Let’s look at one version of a repeated measures study—one in which we want to compare two treatment groups over time. To measure the effects of a treatment over time, start by assigning the subjects randomly to treatment or control groups. You do this the same as if you were measuring outcomes only one time each.

Also, you might want to measure things about the subjects that could affect the outcome. These would be included as covariates in the statistical analysis. It is important to keep in mind that some of these covariates may stay the same and some may change over time.

The ones that stay the same are measured once per subject. The ones that change are measured at multiple occasions for the same subject.

After assigning runners to different training regimens, decide if you should account for other variables that might impact mile run time. For example, gender and age might affect the time to run a mile. Humidity might also affect the time to run a mile.

Note that the first two variables are associated with the runner and will stay the same over the course of training. Humidity will change from one occasion to the next.

After the experiment, your data set will include multiple observations from each subject. Each observation will include the following information:

• A way to identify the runner within the data
• The time point of the observation
• Variables measured once per subject like gender and age
• Variables measured on each occasion per subject like humidity
• The outcome variable, run time, which is measured on each occasion per subject.

### How to Analyze Repeated Measures Data

A common choice for analyzing repeated measures designs is the repeated measures analysis of variance (ANOVA). This works well in limited situations. For example, if there are occasion specific variables (like humidity) and the only thing that varies from one time to the next is the outcome of interest, ANOVA might be okay. However, the ANOVA model has very specific assumptions that are often not met in real data.

An option that works better in a lot more situations is the marginal model. With marginal models, you can specify the type of correlation that exists among outcome measurements from the same subject. For example, this model can adjust for some runners being generally faster than others.

It can also adjust if times for runs that take place closer together are more similar than for runs that are further apart. Occasion-specific variables, like humidity, are also easily accounted for.
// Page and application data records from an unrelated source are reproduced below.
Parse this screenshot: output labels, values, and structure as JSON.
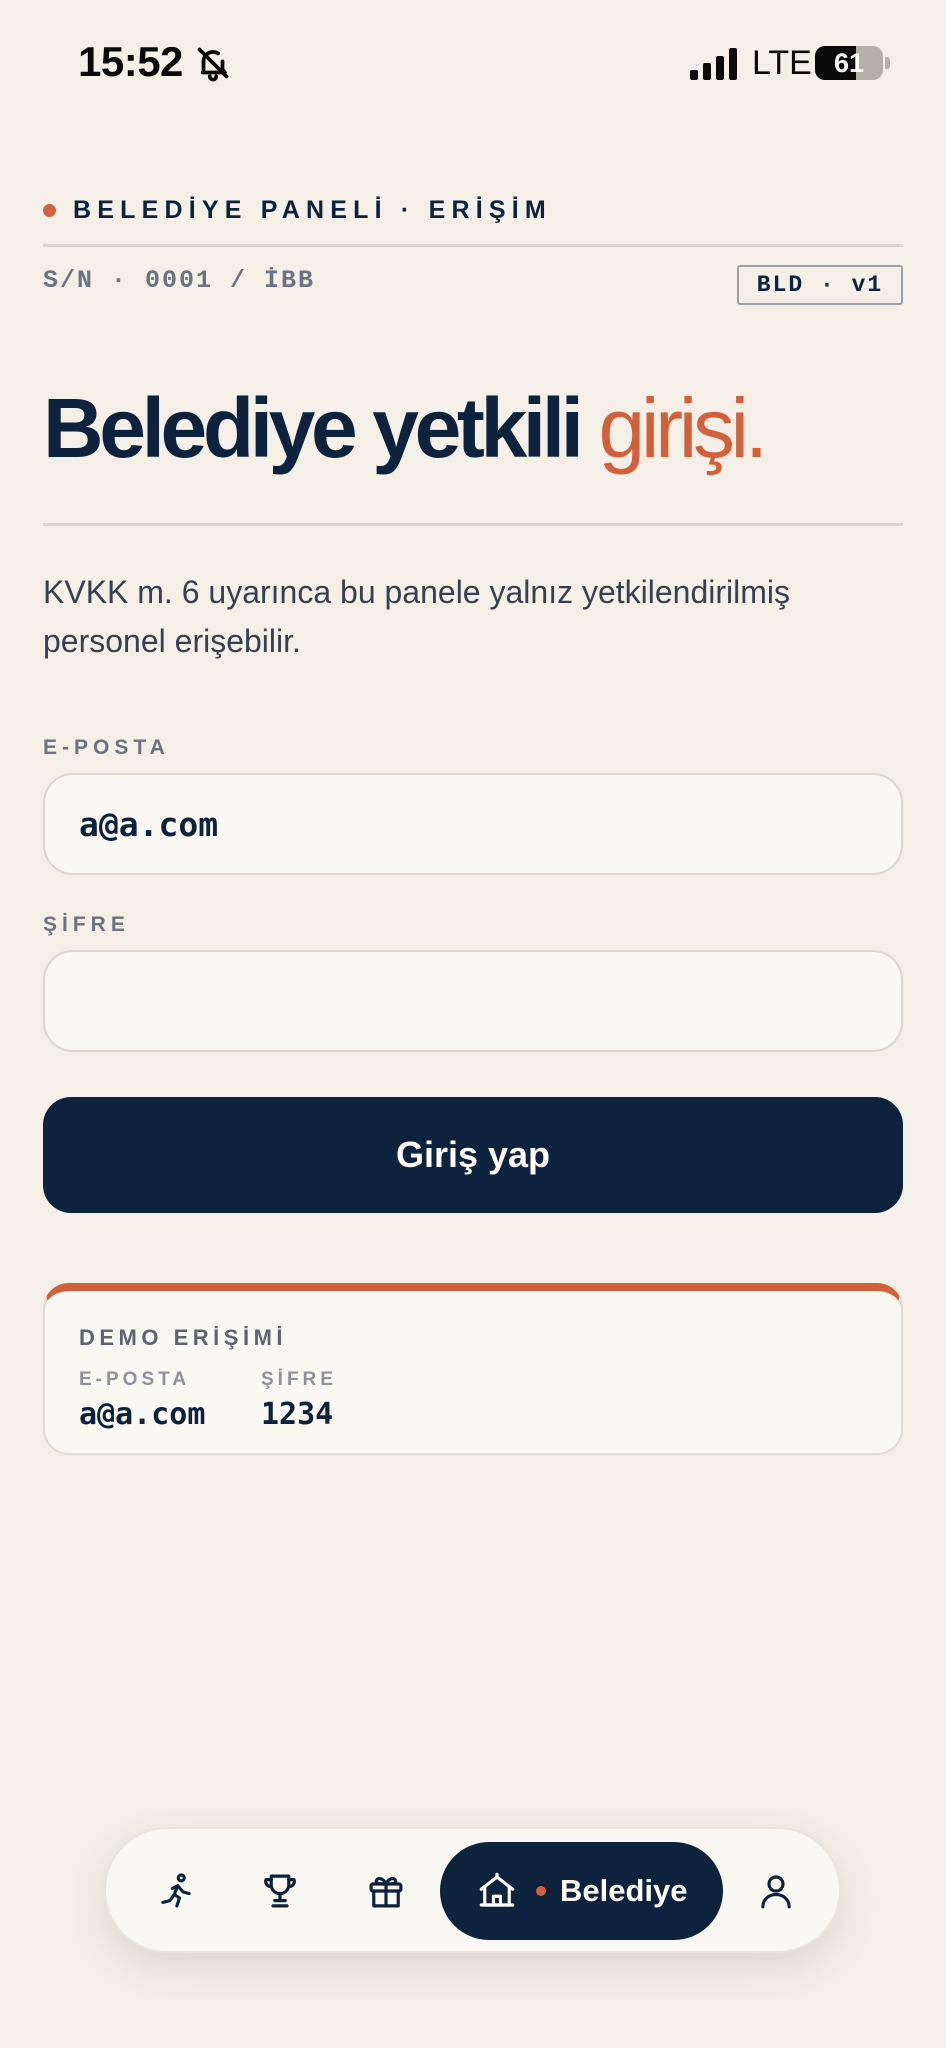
{
  "status_bar": {
    "time": "15:52",
    "network": "LTE",
    "battery": "61",
    "battery_level": 0.61,
    "icons": [
      "bell-muted-icon",
      "signal-icon",
      "battery-icon"
    ]
  },
  "header": {
    "eyebrow": "BELEDİYE PANELİ · ERİŞİM",
    "serial": "S/N · 0001 / İBB",
    "version_badge": "BLD · v1"
  },
  "title": {
    "main": "Belediye yetkili",
    "accent": "girişi."
  },
  "notice": "KVKK m. 6 uyarınca bu panele yalnız yetkilendirilmiş personel erişebilir.",
  "form": {
    "email_label": "E-POSTA",
    "email_value": "a@a.com",
    "password_label": "ŞİFRE",
    "password_value": "",
    "submit_label": "Giriş yap"
  },
  "demo_card": {
    "title": "DEMO ERİŞİMİ",
    "email_key": "E-POSTA",
    "email_value": "a@a.com",
    "password_key": "ŞİFRE",
    "password_value": "1234"
  },
  "bottom_nav": {
    "items": [
      {
        "icon": "runner-icon"
      },
      {
        "icon": "trophy-icon"
      },
      {
        "icon": "gift-icon"
      },
      {
        "icon": "municipality-icon",
        "label": "Belediye",
        "active": true
      },
      {
        "icon": "profile-icon"
      }
    ]
  },
  "colors": {
    "background": "#f4f0e8",
    "navy": "#0d223d",
    "accent": "#d2603a",
    "muted": "#6b7280",
    "card": "#faf8f3"
  }
}
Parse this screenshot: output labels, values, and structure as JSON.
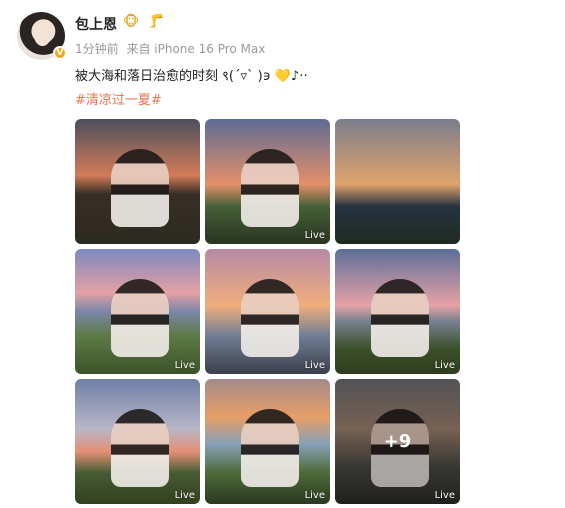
{
  "post": {
    "username": "包上恩",
    "badge1": "🐵",
    "badge2": "🦵",
    "verified_mark": "V",
    "time": "1分钟前",
    "source": "来自 iPhone 16 Pro Max",
    "text": "被大海和落日治愈的时刻 ९(´▿` )϶ ",
    "emoji": "💛",
    "text_tail": "♪‧‧",
    "hashtag": "#清凉过一夏#"
  },
  "photos": [
    {
      "name": "photo-1",
      "live": ""
    },
    {
      "name": "photo-2",
      "live": "Live"
    },
    {
      "name": "photo-3",
      "live": ""
    },
    {
      "name": "photo-4",
      "live": "Live"
    },
    {
      "name": "photo-5",
      "live": "Live"
    },
    {
      "name": "photo-6",
      "live": "Live"
    },
    {
      "name": "photo-7",
      "live": "Live"
    },
    {
      "name": "photo-8",
      "live": "Live"
    },
    {
      "name": "photo-9",
      "live": "Live",
      "more": "+9"
    }
  ],
  "colors": {
    "hashtag": "#eb7350",
    "meta": "#999999",
    "verify_badge": "#f7a600"
  }
}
In the marginal model, time can be treated as numeric or categorical. ANOVA can only treat time as categorical. A final advantage of this approach is that it can accommodate missing time points for a single subject- something ANOVA cannot do.